Half past ten: departure. The doors of the goods wagons were bolted on the outside. A last goodbye, a last wave through the hatches in the roof of the wagon, and then they were on their way to Poland, exact destination unknown.
Hans and Friedel had been lucky and were in a wagon with only young people, old friends of Friedel’s from the Zionist group she had belonged to, friendly and accommodating. Altogether there were thirty-eight of them. That was relatively few and, with a little reorganization, hanging baggage from the ceiling, there was room for them to all sit down on the floor.
The fun and games started during the trip. At the first stop, SS men came into the wagon demanding their cigarettes, and later their watches. The next time it was fountain pens and jewellery. The lads laughed it off, giving them a few loose cigarettes and claiming it was all they had. A lot of them were originally German; they’d had dealings with the SS often enough before. They’d come through it alive then too, and they weren’t going to let themselves be bullied around this time either.

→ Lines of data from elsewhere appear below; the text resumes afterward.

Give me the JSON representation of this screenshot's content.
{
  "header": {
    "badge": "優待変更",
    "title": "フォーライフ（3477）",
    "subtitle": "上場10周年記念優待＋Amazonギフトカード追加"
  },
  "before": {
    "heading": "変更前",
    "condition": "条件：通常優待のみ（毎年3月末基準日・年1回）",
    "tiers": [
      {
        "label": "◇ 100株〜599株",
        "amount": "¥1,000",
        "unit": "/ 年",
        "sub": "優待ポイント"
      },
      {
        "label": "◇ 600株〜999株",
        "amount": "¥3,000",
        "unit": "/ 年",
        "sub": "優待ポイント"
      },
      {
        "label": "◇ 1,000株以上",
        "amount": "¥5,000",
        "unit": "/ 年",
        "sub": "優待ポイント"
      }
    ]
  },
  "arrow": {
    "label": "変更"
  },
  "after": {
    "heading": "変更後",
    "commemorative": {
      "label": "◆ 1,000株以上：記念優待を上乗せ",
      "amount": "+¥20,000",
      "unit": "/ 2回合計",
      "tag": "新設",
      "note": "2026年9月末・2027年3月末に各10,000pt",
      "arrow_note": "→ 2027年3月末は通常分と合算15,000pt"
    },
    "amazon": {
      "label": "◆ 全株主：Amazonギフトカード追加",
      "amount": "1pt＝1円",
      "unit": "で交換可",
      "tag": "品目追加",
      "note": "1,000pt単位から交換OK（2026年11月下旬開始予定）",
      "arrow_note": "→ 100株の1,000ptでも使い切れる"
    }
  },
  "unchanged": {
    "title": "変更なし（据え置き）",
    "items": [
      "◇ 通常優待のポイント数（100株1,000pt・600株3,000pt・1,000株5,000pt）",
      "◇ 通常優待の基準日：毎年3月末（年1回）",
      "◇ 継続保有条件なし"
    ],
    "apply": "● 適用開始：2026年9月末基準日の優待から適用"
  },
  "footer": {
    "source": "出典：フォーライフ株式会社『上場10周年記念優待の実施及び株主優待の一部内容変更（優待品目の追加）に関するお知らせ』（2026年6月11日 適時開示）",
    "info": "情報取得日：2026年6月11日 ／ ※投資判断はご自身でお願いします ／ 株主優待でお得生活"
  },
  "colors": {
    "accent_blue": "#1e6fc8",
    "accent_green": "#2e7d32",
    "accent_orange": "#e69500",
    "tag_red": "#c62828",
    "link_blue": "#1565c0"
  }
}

They weren’t given any food in those three days and they never saw the train’s provisions again. But that didn’t matter! They still had enough with them from Westerbork. Now and then a couple of them were allowed to leave the wagon to empty the small and overflowing toilet barrel. They were delighted when they saw signs of bombing raids in the cities, but otherwise the trip was uneventful. On the third day they found out their destination: Auschwitz. It was just a meaningless word, neither good nor bad.
That night they reached the Auschwitz railway yard.